[Excerpts from an interface dataset]
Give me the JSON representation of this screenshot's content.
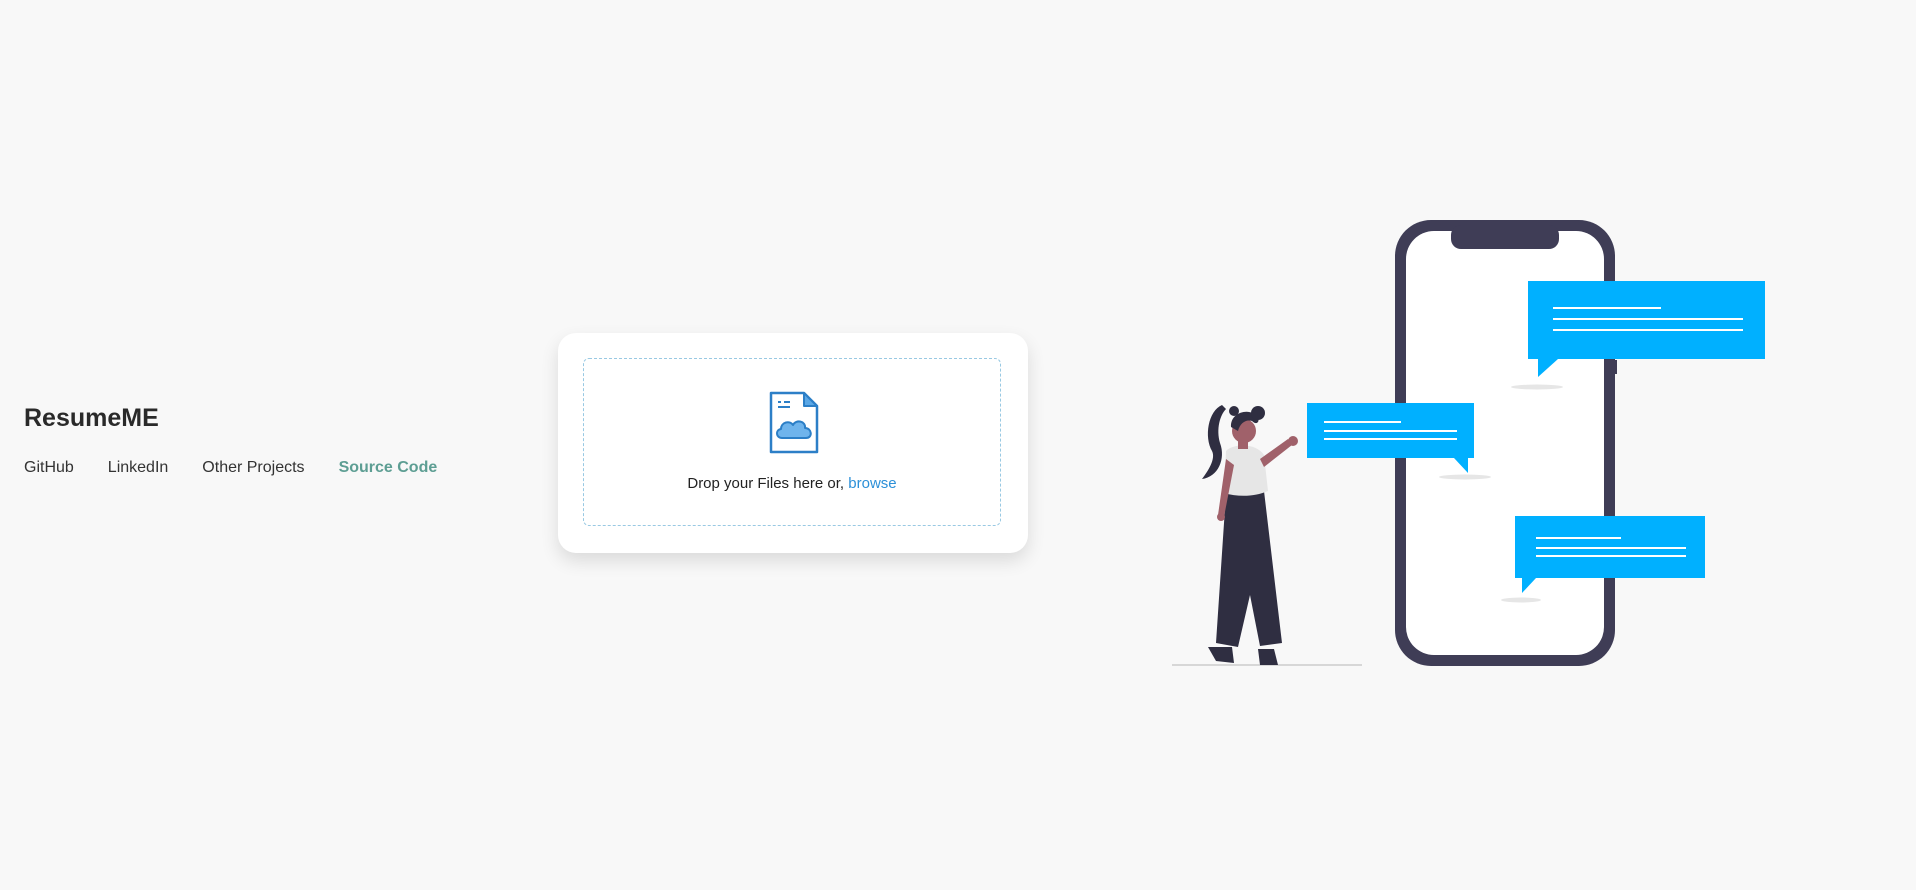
{
  "brand": {
    "title": "ResumeME"
  },
  "nav": {
    "items": [
      {
        "label": "GitHub",
        "active": false
      },
      {
        "label": "LinkedIn",
        "active": false
      },
      {
        "label": "Other Projects",
        "active": false
      },
      {
        "label": "Source Code",
        "active": true
      }
    ]
  },
  "upload": {
    "prompt": "Drop your Files here or,",
    "browse_label": "browse",
    "icon": "file-cloud-icon"
  },
  "colors": {
    "background": "#f8f8f8",
    "accent_nav": "#5d9e93",
    "link": "#2c90d8",
    "bubble": "#00b0ff",
    "phone_frame": "#3f3d56",
    "person_dark": "#2f2e41",
    "skin": "#a0616a"
  },
  "illustration": {
    "name": "woman-with-phone-chat-illustration"
  }
}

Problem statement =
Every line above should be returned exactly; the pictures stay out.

Exercise solution =
Give me the JSON representation of this screenshot's content.
{
  "brand": {
    "title": "ResumeME"
  },
  "nav": {
    "items": [
      {
        "label": "GitHub",
        "active": false
      },
      {
        "label": "LinkedIn",
        "active": false
      },
      {
        "label": "Other Projects",
        "active": false
      },
      {
        "label": "Source Code",
        "active": true
      }
    ]
  },
  "upload": {
    "prompt": "Drop your Files here or,",
    "browse_label": "browse",
    "icon": "file-cloud-icon"
  },
  "colors": {
    "background": "#f8f8f8",
    "accent_nav": "#5d9e93",
    "link": "#2c90d8",
    "bubble": "#00b0ff",
    "phone_frame": "#3f3d56",
    "person_dark": "#2f2e41",
    "skin": "#a0616a"
  },
  "illustration": {
    "name": "woman-with-phone-chat-illustration"
  }
}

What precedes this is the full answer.